● Work required: Please print the full listing exactly.

Start of Data under study

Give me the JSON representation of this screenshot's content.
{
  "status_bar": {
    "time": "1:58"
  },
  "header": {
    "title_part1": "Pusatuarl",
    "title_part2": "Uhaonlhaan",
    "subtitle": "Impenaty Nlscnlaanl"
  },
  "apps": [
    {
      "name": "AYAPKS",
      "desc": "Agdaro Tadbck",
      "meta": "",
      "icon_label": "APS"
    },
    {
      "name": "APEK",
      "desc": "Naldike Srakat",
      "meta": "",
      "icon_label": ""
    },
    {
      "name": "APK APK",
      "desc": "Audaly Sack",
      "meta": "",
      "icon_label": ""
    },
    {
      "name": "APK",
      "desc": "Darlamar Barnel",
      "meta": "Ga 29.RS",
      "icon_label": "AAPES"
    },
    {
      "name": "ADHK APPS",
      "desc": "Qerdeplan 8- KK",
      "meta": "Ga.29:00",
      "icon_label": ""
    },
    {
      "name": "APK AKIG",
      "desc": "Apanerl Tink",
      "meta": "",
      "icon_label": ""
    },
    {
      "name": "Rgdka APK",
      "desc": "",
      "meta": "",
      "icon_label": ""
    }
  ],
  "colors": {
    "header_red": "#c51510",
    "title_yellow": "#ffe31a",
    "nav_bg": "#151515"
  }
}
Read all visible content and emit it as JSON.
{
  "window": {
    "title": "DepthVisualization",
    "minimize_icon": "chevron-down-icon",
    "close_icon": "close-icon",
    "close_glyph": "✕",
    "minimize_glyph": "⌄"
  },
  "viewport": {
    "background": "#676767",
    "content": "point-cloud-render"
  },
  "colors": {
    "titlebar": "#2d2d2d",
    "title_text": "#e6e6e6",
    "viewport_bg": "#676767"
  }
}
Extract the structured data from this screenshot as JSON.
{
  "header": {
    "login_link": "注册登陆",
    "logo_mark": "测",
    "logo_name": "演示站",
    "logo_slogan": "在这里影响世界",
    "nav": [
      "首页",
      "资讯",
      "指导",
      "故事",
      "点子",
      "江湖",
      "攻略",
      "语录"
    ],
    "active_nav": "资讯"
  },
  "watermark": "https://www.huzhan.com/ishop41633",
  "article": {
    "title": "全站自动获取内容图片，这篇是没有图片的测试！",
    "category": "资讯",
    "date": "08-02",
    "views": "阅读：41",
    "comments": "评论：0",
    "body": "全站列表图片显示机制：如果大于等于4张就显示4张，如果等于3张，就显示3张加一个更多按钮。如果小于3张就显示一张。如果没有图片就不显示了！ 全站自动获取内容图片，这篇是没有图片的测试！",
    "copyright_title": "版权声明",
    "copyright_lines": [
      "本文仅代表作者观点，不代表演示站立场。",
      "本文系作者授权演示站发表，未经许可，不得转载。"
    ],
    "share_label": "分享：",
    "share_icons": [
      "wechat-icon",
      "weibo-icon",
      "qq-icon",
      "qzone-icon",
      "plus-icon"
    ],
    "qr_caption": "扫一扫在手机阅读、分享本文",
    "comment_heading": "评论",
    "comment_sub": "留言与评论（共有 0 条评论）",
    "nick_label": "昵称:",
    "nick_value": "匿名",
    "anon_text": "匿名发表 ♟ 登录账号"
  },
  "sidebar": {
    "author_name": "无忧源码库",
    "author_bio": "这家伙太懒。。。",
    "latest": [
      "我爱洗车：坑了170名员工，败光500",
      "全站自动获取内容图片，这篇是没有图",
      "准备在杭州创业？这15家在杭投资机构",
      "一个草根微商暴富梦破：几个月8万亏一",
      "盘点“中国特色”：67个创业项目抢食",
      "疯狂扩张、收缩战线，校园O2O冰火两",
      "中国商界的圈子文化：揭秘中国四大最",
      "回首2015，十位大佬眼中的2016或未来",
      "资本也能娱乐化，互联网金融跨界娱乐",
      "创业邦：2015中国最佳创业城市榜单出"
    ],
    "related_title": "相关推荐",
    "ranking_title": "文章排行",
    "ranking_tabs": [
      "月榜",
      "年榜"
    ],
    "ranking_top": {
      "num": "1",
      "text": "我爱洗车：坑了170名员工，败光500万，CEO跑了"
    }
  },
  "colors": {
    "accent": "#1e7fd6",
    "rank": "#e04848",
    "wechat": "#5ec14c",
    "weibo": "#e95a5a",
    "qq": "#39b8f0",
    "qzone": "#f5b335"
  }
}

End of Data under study

● Answer to this problem:
Give me the JSON representation of this screenshot's content.
{
  "status_bar": {
    "time": "1:58"
  },
  "header": {
    "title_part1": "Pusatuarl",
    "title_part2": "Uhaonlhaan",
    "subtitle": "Impenaty Nlscnlaanl"
  },
  "apps": [
    {
      "name": "AYAPKS",
      "desc": "Agdaro Tadbck",
      "meta": "",
      "icon_label": "APS"
    },
    {
      "name": "APEK",
      "desc": "Naldike Srakat",
      "meta": "",
      "icon_label": ""
    },
    {
      "name": "APK APK",
      "desc": "Audaly Sack",
      "meta": "",
      "icon_label": ""
    },
    {
      "name": "APK",
      "desc": "Darlamar Barnel",
      "meta": "Ga 29.RS",
      "icon_label": "AAPES"
    },
    {
      "name": "ADHK APPS",
      "desc": "Qerdeplan 8- KK",
      "meta": "Ga.29:00",
      "icon_label": ""
    },
    {
      "name": "APK AKIG",
      "desc": "Apanerl Tink",
      "meta": "",
      "icon_label": ""
    },
    {
      "name": "Rgdka APK",
      "desc": "",
      "meta": "",
      "icon_label": ""
    }
  ],
  "colors": {
    "header_red": "#c51510",
    "title_yellow": "#ffe31a",
    "nav_bg": "#151515"
  }
}
Read all visible content and emit it as JSON.
{
  "window": {
    "title": "DepthVisualization",
    "minimize_icon": "chevron-down-icon",
    "close_icon": "close-icon",
    "close_glyph": "✕",
    "minimize_glyph": "⌄"
  },
  "viewport": {
    "background": "#676767",
    "content": "point-cloud-render"
  },
  "colors": {
    "titlebar": "#2d2d2d",
    "title_text": "#e6e6e6",
    "viewport_bg": "#676767"
  }
}
Extract the structured data from this screenshot as JSON.
{
  "header": {
    "login_link": "注册登陆",
    "logo_mark": "测",
    "logo_name": "演示站",
    "logo_slogan": "在这里影响世界",
    "nav": [
      "首页",
      "资讯",
      "指导",
      "故事",
      "点子",
      "江湖",
      "攻略",
      "语录"
    ],
    "active_nav": "资讯"
  },
  "watermark": "https://www.huzhan.com/ishop41633",
  "article": {
    "title": "全站自动获取内容图片，这篇是没有图片的测试！",
    "category": "资讯",
    "date": "08-02",
    "views": "阅读：41",
    "comments": "评论：0",
    "body": "全站列表图片显示机制：如果大于等于4张就显示4张，如果等于3张，就显示3张加一个更多按钮。如果小于3张就显示一张。如果没有图片就不显示了！ 全站自动获取内容图片，这篇是没有图片的测试！",
    "copyright_title": "版权声明",
    "copyright_lines": [
      "本文仅代表作者观点，不代表演示站立场。",
      "本文系作者授权演示站发表，未经许可，不得转载。"
    ],
    "share_label": "分享：",
    "share_icons": [
      "wechat-icon",
      "weibo-icon",
      "qq-icon",
      "qzone-icon",
      "plus-icon"
    ],
    "qr_caption": "扫一扫在手机阅读、分享本文",
    "comment_heading": "评论",
    "comment_sub": "留言与评论（共有 0 条评论）",
    "nick_label": "昵称:",
    "nick_value": "匿名",
    "anon_text": "匿名发表 ♟ 登录账号"
  },
  "sidebar": {
    "author_name": "无忧源码库",
    "author_bio": "这家伙太懒。。。",
    "latest": [
      "我爱洗车：坑了170名员工，败光500",
      "全站自动获取内容图片，这篇是没有图",
      "准备在杭州创业？这15家在杭投资机构",
      "一个草根微商暴富梦破：几个月8万亏一",
      "盘点“中国特色”：67个创业项目抢食",
      "疯狂扩张、收缩战线，校园O2O冰火两",
      "中国商界的圈子文化：揭秘中国四大最",
      "回首2015，十位大佬眼中的2016或未来",
      "资本也能娱乐化，互联网金融跨界娱乐",
      "创业邦：2015中国最佳创业城市榜单出"
    ],
    "related_title": "相关推荐",
    "ranking_title": "文章排行",
    "ranking_tabs": [
      "月榜",
      "年榜"
    ],
    "ranking_top": {
      "num": "1",
      "text": "我爱洗车：坑了170名员工，败光500万，CEO跑了"
    }
  },
  "colors": {
    "accent": "#1e7fd6",
    "rank": "#e04848",
    "wechat": "#5ec14c",
    "weibo": "#e95a5a",
    "qq": "#39b8f0",
    "qzone": "#f5b335"
  }
}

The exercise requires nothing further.